‘Martin McGregor left school in Glasgow with nothing but a talent for working with computers. He built up a successful business, installing hardware and software for companies and individuals. He was settled in a loving relationship.
But Martin’s company steals theirs and their clients’ data, all of it: account details, credit card numbers, identities – and sells them on to international cyber-criminals.
Martin never meant this to happen: it was all from circumstances all through his life, starting with a gangster’s money which gave him what he thought was his first lucky break.
Now he is trying to get clear, but his attempts attract the attentions of police and gangsters from three countries, and some people die.

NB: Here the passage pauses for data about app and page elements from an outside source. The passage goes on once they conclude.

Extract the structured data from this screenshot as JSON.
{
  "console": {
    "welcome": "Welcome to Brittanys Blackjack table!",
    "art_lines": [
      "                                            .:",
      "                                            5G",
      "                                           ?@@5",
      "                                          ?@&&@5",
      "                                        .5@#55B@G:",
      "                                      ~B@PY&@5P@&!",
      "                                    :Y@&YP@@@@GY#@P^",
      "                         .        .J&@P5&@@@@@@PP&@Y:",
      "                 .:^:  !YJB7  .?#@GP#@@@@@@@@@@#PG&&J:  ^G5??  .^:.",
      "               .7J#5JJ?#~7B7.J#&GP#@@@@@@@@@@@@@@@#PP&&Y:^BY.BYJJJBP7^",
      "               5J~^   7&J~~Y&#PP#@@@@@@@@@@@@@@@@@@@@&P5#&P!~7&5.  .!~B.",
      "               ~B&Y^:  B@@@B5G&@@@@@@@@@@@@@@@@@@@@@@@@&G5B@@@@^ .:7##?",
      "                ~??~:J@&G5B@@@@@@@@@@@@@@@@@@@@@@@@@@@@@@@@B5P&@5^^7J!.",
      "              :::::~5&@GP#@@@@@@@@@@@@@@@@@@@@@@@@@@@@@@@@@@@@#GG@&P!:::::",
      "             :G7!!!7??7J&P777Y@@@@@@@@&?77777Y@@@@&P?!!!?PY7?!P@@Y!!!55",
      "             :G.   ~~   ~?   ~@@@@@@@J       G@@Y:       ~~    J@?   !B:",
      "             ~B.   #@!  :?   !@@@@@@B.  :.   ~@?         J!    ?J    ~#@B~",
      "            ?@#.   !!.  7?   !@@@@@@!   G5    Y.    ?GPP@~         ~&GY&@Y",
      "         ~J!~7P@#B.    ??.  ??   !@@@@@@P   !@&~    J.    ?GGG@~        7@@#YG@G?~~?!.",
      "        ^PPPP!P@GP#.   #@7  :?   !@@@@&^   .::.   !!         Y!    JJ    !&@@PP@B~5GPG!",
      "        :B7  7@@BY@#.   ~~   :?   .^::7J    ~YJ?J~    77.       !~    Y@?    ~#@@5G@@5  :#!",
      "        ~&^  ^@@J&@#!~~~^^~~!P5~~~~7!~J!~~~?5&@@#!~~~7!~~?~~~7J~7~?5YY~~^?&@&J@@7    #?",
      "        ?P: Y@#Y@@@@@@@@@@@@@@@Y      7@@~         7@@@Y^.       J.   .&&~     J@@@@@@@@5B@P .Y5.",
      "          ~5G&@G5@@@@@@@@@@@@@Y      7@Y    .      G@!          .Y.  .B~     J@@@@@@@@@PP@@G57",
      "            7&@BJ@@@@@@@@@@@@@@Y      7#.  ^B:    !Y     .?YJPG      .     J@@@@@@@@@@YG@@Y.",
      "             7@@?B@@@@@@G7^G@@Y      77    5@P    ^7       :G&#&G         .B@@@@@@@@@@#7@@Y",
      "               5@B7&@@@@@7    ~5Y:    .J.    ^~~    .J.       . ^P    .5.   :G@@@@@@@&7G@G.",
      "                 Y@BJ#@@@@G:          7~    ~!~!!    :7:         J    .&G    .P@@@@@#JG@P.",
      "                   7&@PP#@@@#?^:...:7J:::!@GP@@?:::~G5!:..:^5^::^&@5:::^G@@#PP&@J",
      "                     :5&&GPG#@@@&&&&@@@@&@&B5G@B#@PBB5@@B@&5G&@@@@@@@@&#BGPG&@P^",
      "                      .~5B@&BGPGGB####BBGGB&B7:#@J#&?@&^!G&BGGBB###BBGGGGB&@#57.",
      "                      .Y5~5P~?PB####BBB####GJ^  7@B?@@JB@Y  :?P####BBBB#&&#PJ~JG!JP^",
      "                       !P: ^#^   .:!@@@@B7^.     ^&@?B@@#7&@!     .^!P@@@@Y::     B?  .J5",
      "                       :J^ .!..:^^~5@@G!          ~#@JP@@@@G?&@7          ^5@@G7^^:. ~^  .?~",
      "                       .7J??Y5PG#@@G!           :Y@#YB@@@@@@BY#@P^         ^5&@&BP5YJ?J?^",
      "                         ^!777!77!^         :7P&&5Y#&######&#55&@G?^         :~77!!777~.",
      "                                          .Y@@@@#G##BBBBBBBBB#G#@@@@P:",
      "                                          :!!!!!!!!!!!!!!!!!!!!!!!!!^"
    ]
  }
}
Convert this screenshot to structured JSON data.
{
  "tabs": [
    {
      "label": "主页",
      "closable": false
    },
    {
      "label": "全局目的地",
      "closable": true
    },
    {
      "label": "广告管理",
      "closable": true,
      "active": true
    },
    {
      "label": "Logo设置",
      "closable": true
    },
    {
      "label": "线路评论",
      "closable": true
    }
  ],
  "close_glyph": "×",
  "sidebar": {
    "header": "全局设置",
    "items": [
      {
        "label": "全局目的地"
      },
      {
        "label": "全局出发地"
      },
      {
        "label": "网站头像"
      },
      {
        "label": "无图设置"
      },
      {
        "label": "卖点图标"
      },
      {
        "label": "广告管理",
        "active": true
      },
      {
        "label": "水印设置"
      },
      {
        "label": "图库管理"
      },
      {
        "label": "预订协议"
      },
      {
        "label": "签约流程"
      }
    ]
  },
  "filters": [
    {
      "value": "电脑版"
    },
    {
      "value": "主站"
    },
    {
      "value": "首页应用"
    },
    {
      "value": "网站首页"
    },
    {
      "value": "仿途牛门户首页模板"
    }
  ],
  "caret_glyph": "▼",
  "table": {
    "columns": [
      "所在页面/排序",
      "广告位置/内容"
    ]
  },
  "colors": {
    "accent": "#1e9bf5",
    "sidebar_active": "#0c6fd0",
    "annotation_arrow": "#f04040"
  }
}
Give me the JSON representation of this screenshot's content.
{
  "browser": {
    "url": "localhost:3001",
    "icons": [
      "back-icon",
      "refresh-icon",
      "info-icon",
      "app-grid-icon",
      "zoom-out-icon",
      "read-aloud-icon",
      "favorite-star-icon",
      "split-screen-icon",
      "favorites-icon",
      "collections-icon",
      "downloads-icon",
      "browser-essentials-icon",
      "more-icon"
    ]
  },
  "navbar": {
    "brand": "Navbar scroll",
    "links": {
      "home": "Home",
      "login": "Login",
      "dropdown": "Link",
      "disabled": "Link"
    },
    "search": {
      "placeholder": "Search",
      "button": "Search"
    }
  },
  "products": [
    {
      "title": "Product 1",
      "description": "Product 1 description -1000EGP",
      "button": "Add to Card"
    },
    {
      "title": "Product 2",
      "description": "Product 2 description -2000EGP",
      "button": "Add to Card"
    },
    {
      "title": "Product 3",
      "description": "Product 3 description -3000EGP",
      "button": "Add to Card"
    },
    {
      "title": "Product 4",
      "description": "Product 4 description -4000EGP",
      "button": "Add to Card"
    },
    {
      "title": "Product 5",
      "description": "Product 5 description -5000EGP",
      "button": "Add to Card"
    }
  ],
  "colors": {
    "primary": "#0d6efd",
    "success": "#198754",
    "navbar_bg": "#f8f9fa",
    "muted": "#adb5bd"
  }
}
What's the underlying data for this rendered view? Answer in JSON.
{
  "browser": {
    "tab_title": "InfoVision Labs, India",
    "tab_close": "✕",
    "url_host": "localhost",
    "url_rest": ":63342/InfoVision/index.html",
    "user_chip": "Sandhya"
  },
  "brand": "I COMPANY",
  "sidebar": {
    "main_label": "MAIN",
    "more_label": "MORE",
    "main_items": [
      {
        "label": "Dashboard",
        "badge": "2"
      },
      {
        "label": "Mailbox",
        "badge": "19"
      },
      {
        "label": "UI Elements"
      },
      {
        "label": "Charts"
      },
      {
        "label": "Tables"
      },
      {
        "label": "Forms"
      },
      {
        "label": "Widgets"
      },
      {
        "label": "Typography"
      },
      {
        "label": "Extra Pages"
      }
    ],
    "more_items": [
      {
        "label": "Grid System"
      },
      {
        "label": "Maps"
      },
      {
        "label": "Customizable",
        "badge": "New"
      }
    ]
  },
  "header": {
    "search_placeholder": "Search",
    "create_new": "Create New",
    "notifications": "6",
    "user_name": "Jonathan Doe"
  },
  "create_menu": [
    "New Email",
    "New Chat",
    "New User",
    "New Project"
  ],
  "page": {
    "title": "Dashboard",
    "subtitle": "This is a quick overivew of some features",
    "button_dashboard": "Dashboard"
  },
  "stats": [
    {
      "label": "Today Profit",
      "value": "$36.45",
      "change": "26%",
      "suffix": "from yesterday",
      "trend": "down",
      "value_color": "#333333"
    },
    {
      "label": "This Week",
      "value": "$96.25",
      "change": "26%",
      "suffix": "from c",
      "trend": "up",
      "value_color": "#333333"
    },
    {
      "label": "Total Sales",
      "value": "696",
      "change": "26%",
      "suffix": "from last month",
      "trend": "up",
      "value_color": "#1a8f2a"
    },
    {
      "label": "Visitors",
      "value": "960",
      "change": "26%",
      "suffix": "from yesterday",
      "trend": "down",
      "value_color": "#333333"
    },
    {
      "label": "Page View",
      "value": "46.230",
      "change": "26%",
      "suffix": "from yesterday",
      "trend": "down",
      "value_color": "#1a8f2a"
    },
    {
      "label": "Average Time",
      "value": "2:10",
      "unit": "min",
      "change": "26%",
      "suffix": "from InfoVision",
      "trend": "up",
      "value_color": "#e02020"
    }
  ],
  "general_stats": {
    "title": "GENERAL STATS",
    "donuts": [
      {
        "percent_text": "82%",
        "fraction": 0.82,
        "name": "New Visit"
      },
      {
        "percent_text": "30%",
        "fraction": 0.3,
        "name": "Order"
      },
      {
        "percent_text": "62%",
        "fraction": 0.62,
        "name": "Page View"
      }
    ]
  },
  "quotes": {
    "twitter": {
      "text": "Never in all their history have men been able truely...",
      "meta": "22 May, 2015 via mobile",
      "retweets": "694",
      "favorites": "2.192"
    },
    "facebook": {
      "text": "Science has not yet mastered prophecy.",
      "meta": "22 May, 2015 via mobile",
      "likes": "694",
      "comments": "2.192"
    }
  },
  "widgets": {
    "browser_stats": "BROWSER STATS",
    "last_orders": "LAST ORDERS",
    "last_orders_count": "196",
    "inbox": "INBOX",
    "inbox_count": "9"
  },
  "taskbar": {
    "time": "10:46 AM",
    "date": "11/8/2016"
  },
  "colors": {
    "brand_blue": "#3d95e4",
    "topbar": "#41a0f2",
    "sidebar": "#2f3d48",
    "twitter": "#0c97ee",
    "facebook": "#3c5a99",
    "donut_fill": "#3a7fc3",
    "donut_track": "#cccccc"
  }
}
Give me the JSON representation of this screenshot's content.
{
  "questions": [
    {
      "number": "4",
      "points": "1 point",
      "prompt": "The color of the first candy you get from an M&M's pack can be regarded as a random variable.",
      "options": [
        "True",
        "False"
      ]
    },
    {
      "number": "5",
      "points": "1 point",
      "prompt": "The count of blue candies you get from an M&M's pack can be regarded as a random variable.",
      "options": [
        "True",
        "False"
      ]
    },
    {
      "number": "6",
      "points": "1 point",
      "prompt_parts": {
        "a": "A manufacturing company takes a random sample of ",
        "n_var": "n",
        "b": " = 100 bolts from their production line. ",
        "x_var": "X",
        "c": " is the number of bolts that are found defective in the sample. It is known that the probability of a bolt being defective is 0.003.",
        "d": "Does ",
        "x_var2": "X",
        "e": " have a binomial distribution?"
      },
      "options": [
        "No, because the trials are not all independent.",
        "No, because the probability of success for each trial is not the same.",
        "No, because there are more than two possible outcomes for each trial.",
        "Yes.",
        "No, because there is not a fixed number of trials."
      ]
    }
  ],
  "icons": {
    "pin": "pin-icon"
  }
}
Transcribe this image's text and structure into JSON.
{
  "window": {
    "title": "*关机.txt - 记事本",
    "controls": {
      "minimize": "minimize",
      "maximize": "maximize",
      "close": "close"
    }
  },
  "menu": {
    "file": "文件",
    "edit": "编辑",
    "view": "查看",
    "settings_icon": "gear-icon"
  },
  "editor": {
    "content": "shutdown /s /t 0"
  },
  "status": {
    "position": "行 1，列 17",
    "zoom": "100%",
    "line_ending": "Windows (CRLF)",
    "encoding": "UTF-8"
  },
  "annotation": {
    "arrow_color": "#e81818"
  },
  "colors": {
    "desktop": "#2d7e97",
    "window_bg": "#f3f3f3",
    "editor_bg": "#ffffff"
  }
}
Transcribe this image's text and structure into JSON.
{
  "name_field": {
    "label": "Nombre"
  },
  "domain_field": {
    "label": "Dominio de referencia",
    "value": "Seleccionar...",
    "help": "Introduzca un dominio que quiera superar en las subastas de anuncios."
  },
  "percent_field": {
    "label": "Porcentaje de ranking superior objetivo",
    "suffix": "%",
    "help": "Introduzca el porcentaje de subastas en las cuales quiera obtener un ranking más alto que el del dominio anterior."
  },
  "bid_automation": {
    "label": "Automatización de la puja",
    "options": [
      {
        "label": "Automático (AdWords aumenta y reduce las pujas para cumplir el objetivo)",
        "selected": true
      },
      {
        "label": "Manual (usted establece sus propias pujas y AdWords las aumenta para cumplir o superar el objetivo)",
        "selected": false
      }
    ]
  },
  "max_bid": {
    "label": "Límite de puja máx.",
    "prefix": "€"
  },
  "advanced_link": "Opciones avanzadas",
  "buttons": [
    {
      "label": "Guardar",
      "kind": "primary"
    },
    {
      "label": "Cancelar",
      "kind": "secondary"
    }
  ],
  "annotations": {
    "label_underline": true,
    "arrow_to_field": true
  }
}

His partner knows something is going on, and she once told him never to lie to her.
And in New York, FBI agent Mark Grosvenor is on his trail’.
I downloaded Digital Circumstances to my Kindle on the recommendation of my Sister-in-Law. She and I share quite similar tastes in books and if she is praising a story I will tend to pay attention…except for Dan Brown books, there will always be something on top of the TBR pile before another Dan Brown novel.
So working only on a recommendation and the five paragraph blurb from the book description I launched into Digital Circumstances, the first novel by BRM Stewart. Loved it! Loved it! Loved It!
The central character (Martin McGregor) is a tech-head and as his story develops you also see the evolution of computers and how they evolved into our lives – a nice touch here and I suspect that McGregor is around the same age as I am given the computers he owned at the outset of the book! More worrying was the ease with which the gangsters, who also feature heavily in the story, quickly adapted to the technological developments and profited from our lack of understanding.
I found McGregor’s character was really well developed and I wanted him to come through the tale unscathed. There are some ‘Thrillers’ I can finish and not even remember the central character’s name much less care what happens to them during the course of a book. The supporting characters were well realised and as they came and went from McGregor’s life there were times I felt genuine regret for what had happened to them or anger towards how they were behaving.
Another bonus was that Digital Circumstances is mainly set in Glasgow, a city I studied in and where I got my first job. I always feel that when I am reading about a place I know well it becomes much easier to become engaged in a story. As the story also features Portugal, America and Eastern Europe there was a real feeling of the scale to the book: it highlighted the extent of the reach of the criminal underworld and the even longer reach of the authorities chasing them down.
The story played out well and kept me gripped, one of the books that I did not want to end. A cracking debut novel and I was delighted to hear Mr Stewart is writing his next book. I strongly recommend that you grab a copy of Digital Circumstances.